I'm using DirectX9 to "overlay" text and lines over a stretched image. I'm drawing the image to a surface and stretching that surface to the backbuffer. That works great. To overlay the text and lines, I'm creating a texture of format A8R8G8B8, using some GDI code to draw the text and lines onto the texture's surface, then using a sprite to render it. This is almost working. I'm having two problems: 1) If I create the texture in the SystemMemory pool, the text and lines don't show up on the image. If I create the texture in the default pool, they show up but it's quite a bit slower. 2) I'd like to reuse the texture since it takes a while to create one and I'm only showing one image at a time, but every time I draw the new contents (text and lines) to the texture and render the sprite, the text and lines from the last pass are still there. I tried marking the entire texture dirty between each image, but that didn't fix it. Creating a new texture for every image fixes it but it's too slow.

Share this post


Link to post
Share on other sites
1)Can't help you here, Ive always used something like D3DXFONT to do this rather than GDI..

2)You need to clear the surface, so basicly you could lock it and loop through all the bits seting them to 0.

Share this post


Link to post
Share on other sites
Using GDI and D3D together is always a pain in the rear. At the end of they day they're just two different subsystems with two very different goals, which makes it hard to use them together in an effective manner. For anything that's performance sensitive, you'll really want to avoid GDI altogether and come up with something that uses only D3D. Games have done this for years with their UI and font rendering, as well as with rendering of basic primitives (lines, rectangles, etc.)

If you must use GDI, then apply standard practices for doing software operations in tandem with GPU hardware:

-Lock as few surfaces as you can, and lock them the least often you can possibly bear. If you can cache results, (for example, render out a few commonly used words or even individual letters and then use them later) then do so.
-Do your locking and modifying as far ahead of using it as possible. It's commonly to double or triple-buffer dynamic resources so that you're not locking a surface that the GPU is currently using. This introduces lag, but keeps performance up.

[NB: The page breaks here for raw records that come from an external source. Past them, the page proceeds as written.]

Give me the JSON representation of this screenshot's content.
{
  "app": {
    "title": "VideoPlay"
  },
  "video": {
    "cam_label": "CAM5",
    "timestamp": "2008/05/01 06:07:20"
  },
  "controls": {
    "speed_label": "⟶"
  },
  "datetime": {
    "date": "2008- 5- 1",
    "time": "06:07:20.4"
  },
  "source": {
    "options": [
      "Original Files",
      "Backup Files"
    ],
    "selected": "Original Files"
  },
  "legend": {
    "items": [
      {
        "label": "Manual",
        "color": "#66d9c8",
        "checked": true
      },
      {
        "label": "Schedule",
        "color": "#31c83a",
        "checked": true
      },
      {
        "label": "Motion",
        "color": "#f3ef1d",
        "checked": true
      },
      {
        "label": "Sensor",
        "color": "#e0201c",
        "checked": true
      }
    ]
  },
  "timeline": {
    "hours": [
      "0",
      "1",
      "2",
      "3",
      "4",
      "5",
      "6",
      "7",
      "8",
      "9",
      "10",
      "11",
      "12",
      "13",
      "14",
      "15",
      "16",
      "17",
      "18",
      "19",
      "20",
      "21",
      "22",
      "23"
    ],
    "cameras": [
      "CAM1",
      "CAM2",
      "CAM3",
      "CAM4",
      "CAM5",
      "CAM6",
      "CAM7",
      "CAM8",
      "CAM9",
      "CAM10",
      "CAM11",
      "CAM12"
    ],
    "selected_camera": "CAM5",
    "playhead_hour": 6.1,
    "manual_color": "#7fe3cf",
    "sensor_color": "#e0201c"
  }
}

BTW ID3DXFont does use GDI in some manner, but I'm not familiar with exactly how it handles caching of the results and such. Evil Steve looked into it a while ago...he would be the person to ask.

Share this post


Link to post
Share on other sites
Thanks for the tips!

I'm kinda' stuck with the GDI code because it's in an existing library, but rewriting it is definitely a possibility in the future.

I'm really confused about problem #1 I mentioned. I can't see any documentation explaining why creating the texture in the system pool vs the default pool would affect the results (besides performance). I've seen several examples of people using sprites to render textures that were created in the system pool, but when I do that they just don't render.

Share this post


Link to post
Share on other sites
For #1, see the documentation for IDirect3DDevice9::SetTexture: IDirect3DDevice9::SetTexture is not allowed with a pool type of D3DPOOL_SYSTEMMEM texture unless DevCaps is set with D3DDEVCAPS_TEXTURESYSTEMMEMORY.

I'd suspect your problem is that this flag isn't set. I have no idea whether it's common for hardware to have this capability, but the documentation for D3DPOOL states that SYSTEMMEM resources "typically aren't accessible by the device".

Share this post


Link to post
Share on other sites

Create an account or sign in to comment

You need to be a member in order to leave a comment

Create an account

Sign up for a new account in our community. It's easy!

Register a new account

Sign in

Already have an account? Sign in here.

Sign In Now

Sign in to follow this